In the answer, each line must appear exactly as in the records, and no picture may appear.

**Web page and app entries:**

= = = = = = =

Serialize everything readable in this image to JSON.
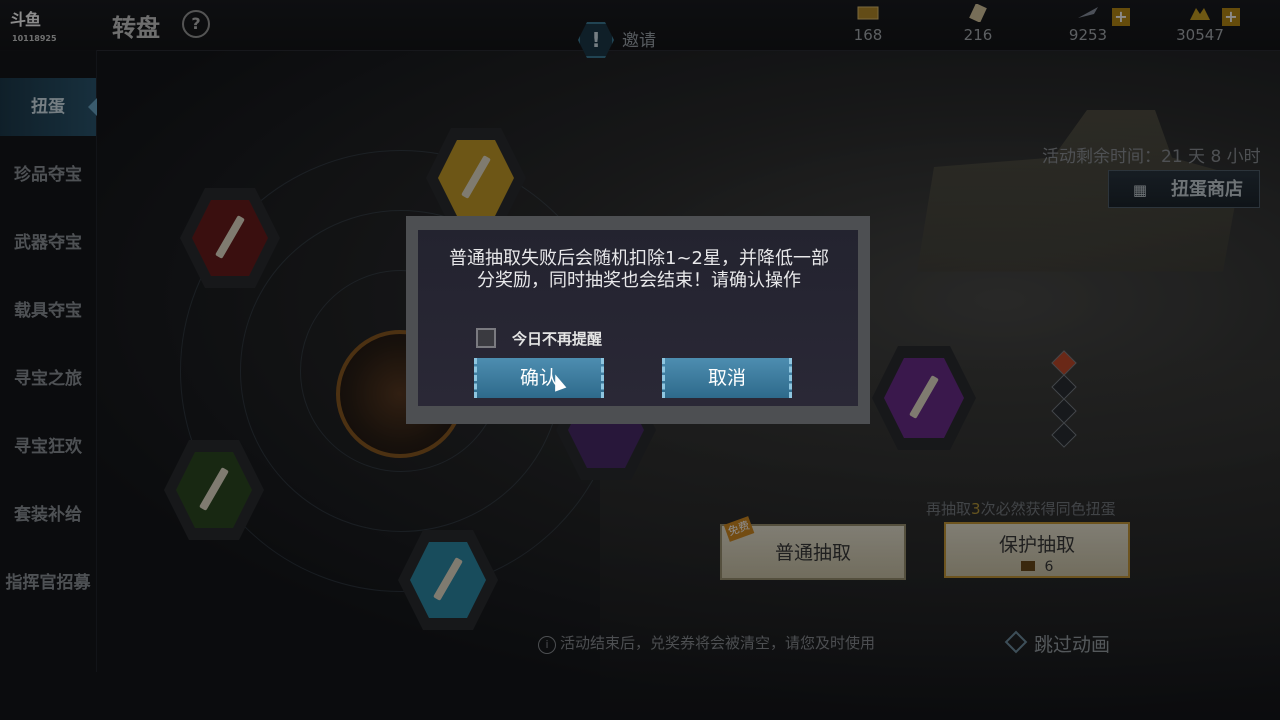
{
  "app": {
    "logo_text": "斗鱼",
    "logo_sub": "10118925",
    "title": "转盘",
    "invite_label": "邀请"
  },
  "resources": [
    {
      "name": "ticket-icon",
      "value": "168"
    },
    {
      "name": "scroll-icon",
      "value": "216"
    },
    {
      "name": "plane-icon",
      "value": "9253"
    },
    {
      "name": "gold-icon",
      "value": "30547"
    }
  ],
  "sidebar": {
    "items": [
      {
        "label": "扭蛋",
        "active": true
      },
      {
        "label": "珍品夺宝"
      },
      {
        "label": "武器夺宝"
      },
      {
        "label": "载具夺宝"
      },
      {
        "label": "寻宝之旅"
      },
      {
        "label": "寻宝狂欢"
      },
      {
        "label": "套装补给"
      },
      {
        "label": "指挥官招募"
      }
    ]
  },
  "event": {
    "remaining": "活动剩余时间：21 天 8 小时",
    "shop_label": "扭蛋商店",
    "guarantee_prefix": "再抽取",
    "guarantee_num": "3",
    "guarantee_suffix": "次必然获得同色扭蛋",
    "normal_draw": "普通抽取",
    "free_tag": "免费",
    "protect_draw": "保护抽取",
    "protect_cost": "6",
    "bottom_note": "活动结束后，兑奖券将会被清空，请您及时使用",
    "skip": "跳过动画"
  },
  "dialog": {
    "message": "普通抽取失败后会随机扣除1~2星，并降低一部分奖励，同时抽奖也会结束！请确认操作",
    "checkbox_label": "今日不再提醒",
    "confirm": "确认",
    "cancel": "取消"
  },
  "colors": {
    "accent": "#2e6a8b",
    "gold": "#b88a15",
    "dialog_border": "#4d4f52"
  }
}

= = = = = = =

**Reply:**
Serialize everything readable in this image to JSON.
{
  "app": {
    "logo_text": "斗鱼",
    "logo_sub": "10118925",
    "title": "转盘",
    "invite_label": "邀请"
  },
  "resources": [
    {
      "name": "ticket-icon",
      "value": "168"
    },
    {
      "name": "scroll-icon",
      "value": "216"
    },
    {
      "name": "plane-icon",
      "value": "9253"
    },
    {
      "name": "gold-icon",
      "value": "30547"
    }
  ],
  "sidebar": {
    "items": [
      {
        "label": "扭蛋",
        "active": true
      },
      {
        "label": "珍品夺宝"
      },
      {
        "label": "武器夺宝"
      },
      {
        "label": "载具夺宝"
      },
      {
        "label": "寻宝之旅"
      },
      {
        "label": "寻宝狂欢"
      },
      {
        "label": "套装补给"
      },
      {
        "label": "指挥官招募"
      }
    ]
  },
  "event": {
    "remaining": "活动剩余时间：21 天 8 小时",
    "shop_label": "扭蛋商店",
    "guarantee_prefix": "再抽取",
    "guarantee_num": "3",
    "guarantee_suffix": "次必然获得同色扭蛋",
    "normal_draw": "普通抽取",
    "free_tag": "免费",
    "protect_draw": "保护抽取",
    "protect_cost": "6",
    "bottom_note": "活动结束后，兑奖券将会被清空，请您及时使用",
    "skip": "跳过动画"
  },
  "dialog": {
    "message": "普通抽取失败后会随机扣除1~2星，并降低一部分奖励，同时抽奖也会结束！请确认操作",
    "checkbox_label": "今日不再提醒",
    "confirm": "确认",
    "cancel": "取消"
  },
  "colors": {
    "accent": "#2e6a8b",
    "gold": "#b88a15",
    "dialog_border": "#4d4f52"
  }
}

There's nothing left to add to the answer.